* _Exercise objective_: Each line of the data that includes "ヘアカタログ" must be copied.

* _Records shown_:
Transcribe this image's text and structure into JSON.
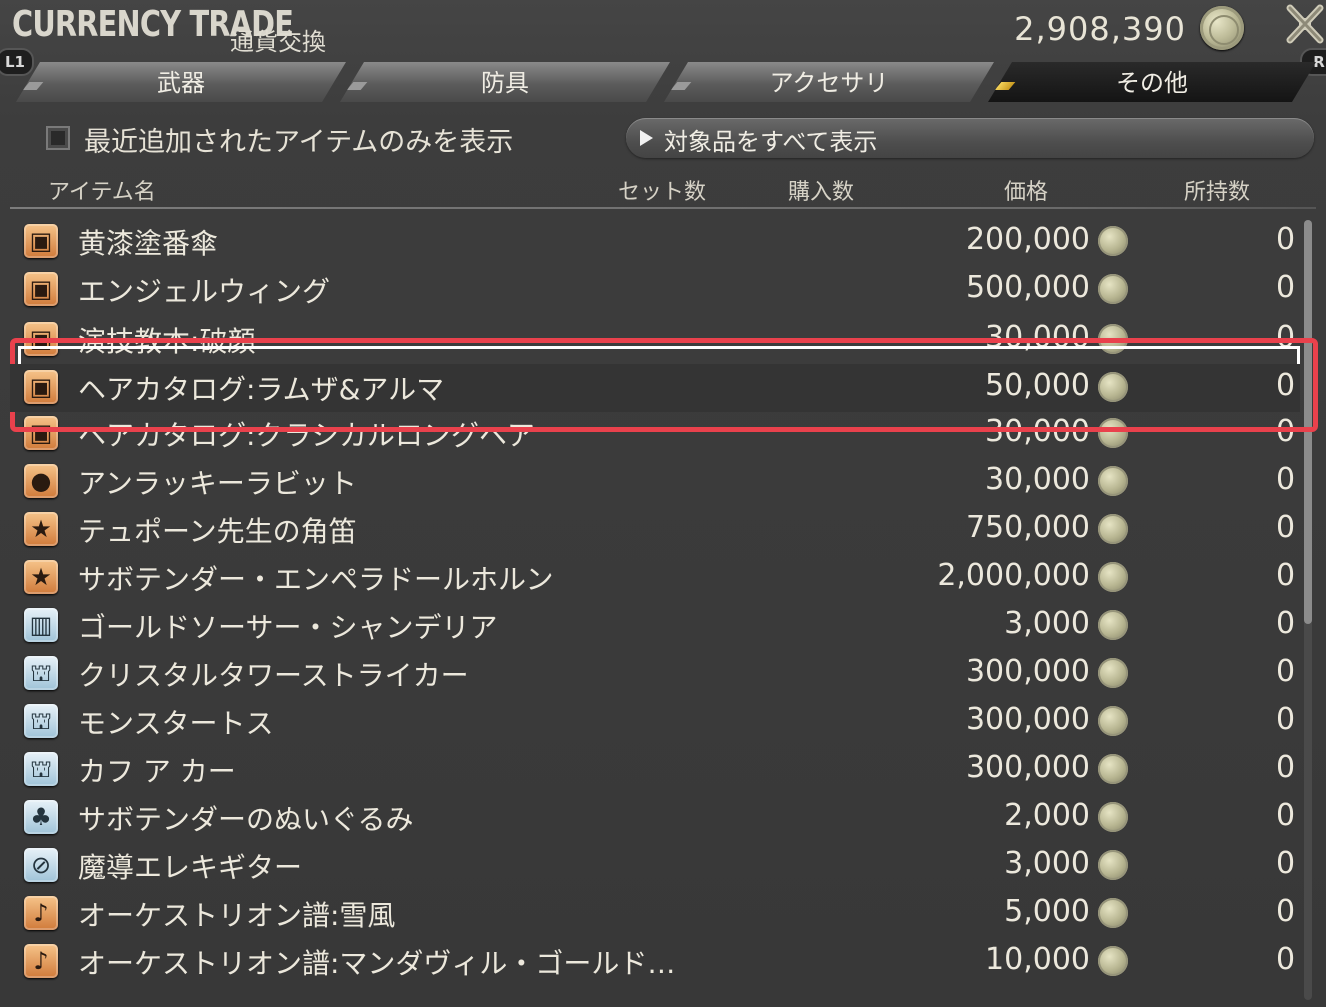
{
  "header": {
    "title_en": "CURRENCY TRADE",
    "title_jp": "通貨交換",
    "currency_amount": "2,908,390",
    "badge_left": "L1",
    "badge_right": "R"
  },
  "tabs": [
    {
      "label": "武器",
      "active": false
    },
    {
      "label": "防具",
      "active": false
    },
    {
      "label": "アクセサリ",
      "active": false
    },
    {
      "label": "その他",
      "active": true
    }
  ],
  "filter": {
    "checkbox_label": "最近追加されたアイテムのみを表示",
    "checked": false,
    "show_all_label": "対象品をすべて表示"
  },
  "columns": {
    "item_name": "アイテム名",
    "set_count": "セット数",
    "purchase_count": "購入数",
    "price": "価格",
    "owned": "所持数"
  },
  "items": [
    {
      "name": "黄漆塗番傘",
      "price": "200,000",
      "owned": "0",
      "icon": "chest-icon"
    },
    {
      "name": "エンジェルウィング",
      "price": "500,000",
      "owned": "0",
      "icon": "chest-icon"
    },
    {
      "name": "演技教本:破顔",
      "price": "30,000",
      "owned": "0",
      "icon": "chest-icon"
    },
    {
      "name": "ヘアカタログ:ラムザ&アルマ",
      "price": "50,000",
      "owned": "0",
      "icon": "chest-icon"
    },
    {
      "name": "ヘアカタログ:クラシカルロングヘア",
      "price": "30,000",
      "owned": "0",
      "icon": "chest-icon"
    },
    {
      "name": "アンラッキーラビット",
      "price": "30,000",
      "owned": "0",
      "icon": "minion-icon"
    },
    {
      "name": "テュポーン先生の角笛",
      "price": "750,000",
      "owned": "0",
      "icon": "star-icon"
    },
    {
      "name": "サボテンダー・エンペラドールホルン",
      "price": "2,000,000",
      "owned": "0",
      "icon": "star-icon"
    },
    {
      "name": "ゴールドソーサー・シャンデリア",
      "price": "3,000",
      "owned": "0",
      "icon": "furnishing-icon"
    },
    {
      "name": "クリスタルタワーストライカー",
      "price": "300,000",
      "owned": "0",
      "icon": "figure-icon"
    },
    {
      "name": "モンスタートス",
      "price": "300,000",
      "owned": "0",
      "icon": "figure-icon"
    },
    {
      "name": "カフ ア カー",
      "price": "300,000",
      "owned": "0",
      "icon": "figure-icon"
    },
    {
      "name": "サボテンダーのぬいぐるみ",
      "price": "2,000",
      "owned": "0",
      "icon": "plush-icon"
    },
    {
      "name": "魔導エレキギター",
      "price": "3,000",
      "owned": "0",
      "icon": "guitar-icon"
    },
    {
      "name": "オーケストリオン譜:雪風",
      "price": "5,000",
      "owned": "0",
      "icon": "music-note-icon"
    },
    {
      "name": "オーケストリオン譜:マンダヴィル・ゴールド…",
      "price": "10,000",
      "owned": "0",
      "icon": "music-note-icon"
    }
  ],
  "highlight": {
    "row_index": 3,
    "color": "#e9414c"
  }
}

* _Exercise solution_:
      "name": "ヘアカタログ:ラムザ&アルマ",
      "name": "ヘアカタログ:クラシカルロングヘア",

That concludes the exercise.